This song finds Harp trying to start her solo career in country music, and it’s a pretty good song! First of all, the song rocks just enough for mainstream radio, but has enough twang to still be country. It has a good balance. It doesn’t hurt that Keith Urban is playing the guitar throughout, and it really reminds me of his hit “I Told You So”. (Rumor has it that Urban was going to record “Boy Like Me” as “Girl Like Me” but decided not to, so he contributed to Harp’s version instead.) It has a great mix of electric guitar and more traditional country sounds, not to mention Harp herself, who proves herself as a vocalist.

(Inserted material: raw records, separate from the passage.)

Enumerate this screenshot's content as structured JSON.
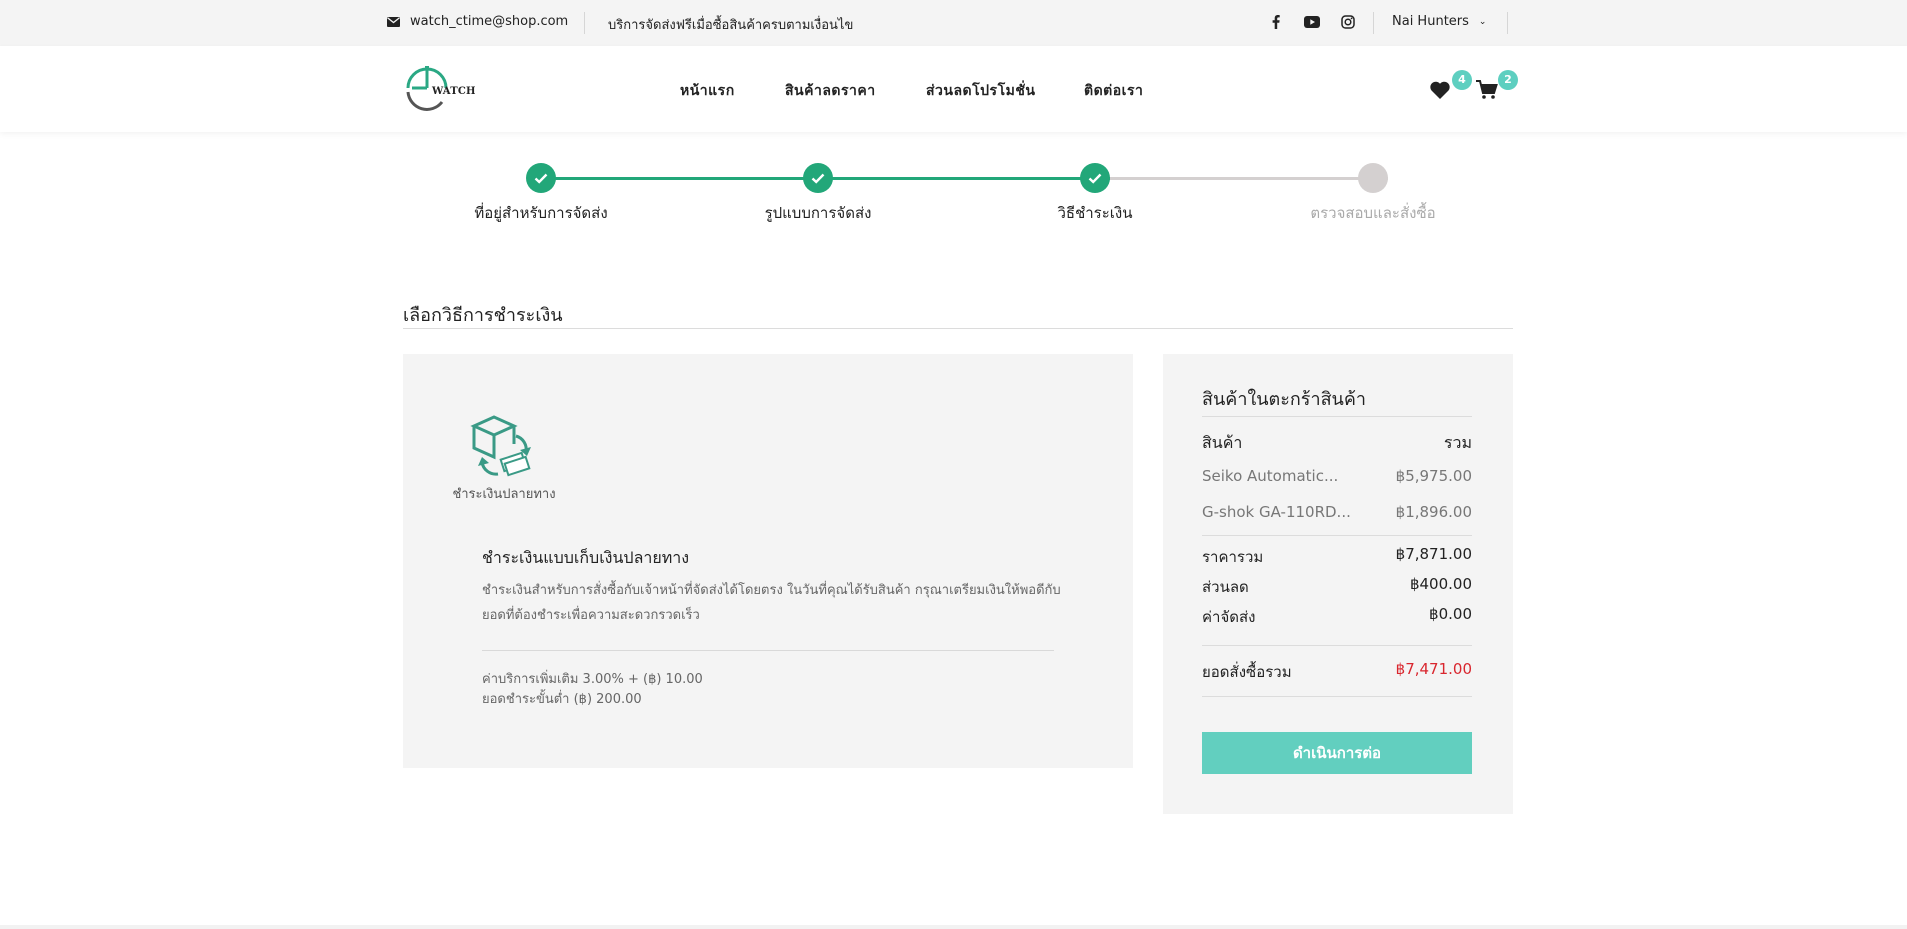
{
  "topbar": {
    "email": "watch_ctime@shop.com",
    "promo": "บริการจัดส่งฟรีเมื่อซื้อสินค้าครบตามเงื่อนไข",
    "social": [
      "facebook-icon",
      "youtube-icon",
      "instagram-icon"
    ],
    "user_name": "Nai Hunters"
  },
  "header": {
    "logo_text": "WATCH",
    "nav": [
      "หน้าแรก",
      "สินค้าลดราคา",
      "ส่วนลดโปรโมชั่น",
      "ติดต่อเรา"
    ],
    "wishlist_count": "4",
    "cart_count": "2"
  },
  "stepper": {
    "steps": [
      {
        "label": "ที่อยู่สำหรับการจัดส่ง",
        "status": "done"
      },
      {
        "label": "รูปแบบการจัดส่ง",
        "status": "done"
      },
      {
        "label": "วิธีชำระเงิน",
        "status": "done"
      },
      {
        "label": "ตรวจสอบและสั่งซื้อ",
        "status": "pending"
      }
    ]
  },
  "payment": {
    "section_title": "เลือกวิธีการชำระเงิน",
    "option_label": "ชำระเงินปลายทาง",
    "title": "ชำระเงินแบบเก็บเงินปลายทาง",
    "description": "ชำระเงินสำหรับการสั่งซื้อกับเจ้าหน้าที่จัดส่งได้โดยตรง ในวันที่คุณได้รับสินค้า กรุณาเตรียมเงินให้พอดีกับยอดที่ต้องชำระเพื่อความสะดวกรวดเร็ว",
    "fee_note": "ค่าบริการเพิ่มเติม 3.00% + (฿) 10.00",
    "min_note": "ยอดชำระขั้นต่ำ (฿) 200.00"
  },
  "summary": {
    "title": "สินค้าในตะกร้าสินค้า",
    "col_product": "สินค้า",
    "col_total": "รวม",
    "items": [
      {
        "name": "Seiko Automatic...",
        "price": "฿5,975.00"
      },
      {
        "name": "G-shok GA-110RD...",
        "price": "฿1,896.00"
      }
    ],
    "subtotal_label": "ราคารวม",
    "subtotal": "฿7,871.00",
    "discount_label": "ส่วนลด",
    "discount": "฿400.00",
    "shipping_label": "ค่าจัดส่ง",
    "shipping": "฿0.00",
    "grand_total_label": "ยอดสั่งซื้อรวม",
    "grand_total": "฿7,471.00",
    "proceed_label": "ดำเนินการต่อ"
  },
  "colors": {
    "accent": "#22a779",
    "button": "#62cfbf",
    "badge": "#5ecfc0",
    "total_red": "#d9262e"
  }
}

I never knew she could sing on her own! She was always the harmony half of The Wreckers, so it’s nice to hear her great voice, and she sounds engaging here. She has just enough grit to make this song believable, and she’s very entertaining. She doesn’t belt, but sings like she really wants that boy who’s just like her. She can also make her voice big enough to handle the chorus. Luckily, she never has to stretch, but sounds very comfortable in this song.

The song is very frivolous, but not in the annoying and mindlessly catchy way that the recent “Chicken Fried” is. Harp sings about how she wants a boy like her who wants to be more… rebellious… than I will ever be in my life. She wants that guy who will “lead her down the wrong road”, and she makes it sound fun! Most of the lyrics are fairly nondescript, but there are some fun parts like where she sings, “You’re the kind of boy who likes the kind of girls who like to fool around with the boys on the first date.” There are parts with some fun tongue-twisters that just sound like pure fun, but none of it is groundbreaking in any way.

It’s interesting to contrast this song with a single I reviewed last month, Gloriana’s “Wild At Heart”. While that fun song is way too saccharine (I’ve stopped liking it since I wrote my review), this song is just rough enough to make it appealing to most of mainstream country radio. Still, a really fun song. I hope her solo album keeps up this kind of quality.

Grade: A-

Written by Jerry Flowers

Listen to “Boy Like Me” on Jessica’s Myspace here.
Buy here from iTunes.